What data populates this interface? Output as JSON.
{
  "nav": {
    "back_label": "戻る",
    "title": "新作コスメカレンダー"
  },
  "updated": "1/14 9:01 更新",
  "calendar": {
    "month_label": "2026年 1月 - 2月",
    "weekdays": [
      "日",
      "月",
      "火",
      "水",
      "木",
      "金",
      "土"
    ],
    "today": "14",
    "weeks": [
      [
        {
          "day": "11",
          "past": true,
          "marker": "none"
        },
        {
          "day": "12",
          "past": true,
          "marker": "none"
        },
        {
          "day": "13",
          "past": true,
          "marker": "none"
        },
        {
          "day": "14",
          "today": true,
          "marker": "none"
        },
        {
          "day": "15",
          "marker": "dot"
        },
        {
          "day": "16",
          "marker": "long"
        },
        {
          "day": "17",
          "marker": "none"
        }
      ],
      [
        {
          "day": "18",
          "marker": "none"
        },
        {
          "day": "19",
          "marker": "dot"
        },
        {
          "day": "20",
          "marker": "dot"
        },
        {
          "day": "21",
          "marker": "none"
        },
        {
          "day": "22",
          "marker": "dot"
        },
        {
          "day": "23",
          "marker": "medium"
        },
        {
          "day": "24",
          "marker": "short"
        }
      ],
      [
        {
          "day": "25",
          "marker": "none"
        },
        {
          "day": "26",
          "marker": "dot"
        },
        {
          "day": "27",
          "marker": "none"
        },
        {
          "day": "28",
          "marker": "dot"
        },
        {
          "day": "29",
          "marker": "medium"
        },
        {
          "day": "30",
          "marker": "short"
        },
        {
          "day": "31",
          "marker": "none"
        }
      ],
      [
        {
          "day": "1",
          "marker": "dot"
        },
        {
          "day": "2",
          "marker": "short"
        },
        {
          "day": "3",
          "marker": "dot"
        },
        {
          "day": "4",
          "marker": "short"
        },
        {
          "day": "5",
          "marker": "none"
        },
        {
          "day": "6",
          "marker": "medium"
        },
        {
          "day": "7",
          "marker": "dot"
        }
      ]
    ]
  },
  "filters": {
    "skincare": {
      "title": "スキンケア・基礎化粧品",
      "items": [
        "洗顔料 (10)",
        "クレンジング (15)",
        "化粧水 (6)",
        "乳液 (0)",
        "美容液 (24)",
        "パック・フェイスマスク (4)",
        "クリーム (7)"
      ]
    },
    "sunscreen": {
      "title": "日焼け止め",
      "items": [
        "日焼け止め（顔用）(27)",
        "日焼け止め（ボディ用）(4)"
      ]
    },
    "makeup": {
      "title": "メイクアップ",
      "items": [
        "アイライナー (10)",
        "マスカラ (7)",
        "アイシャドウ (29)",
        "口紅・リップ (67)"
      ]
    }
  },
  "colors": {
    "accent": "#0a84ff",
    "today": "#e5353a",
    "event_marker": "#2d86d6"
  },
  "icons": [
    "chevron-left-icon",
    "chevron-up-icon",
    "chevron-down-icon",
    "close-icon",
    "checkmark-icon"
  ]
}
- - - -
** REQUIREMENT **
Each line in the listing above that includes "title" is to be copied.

** ANSWER SECTION **
    "title": "新作コスメカレンダー"
      "title": "スキンケア・基礎化粧品",
      "title": "日焼け止め",
      "title": "メイクアップ",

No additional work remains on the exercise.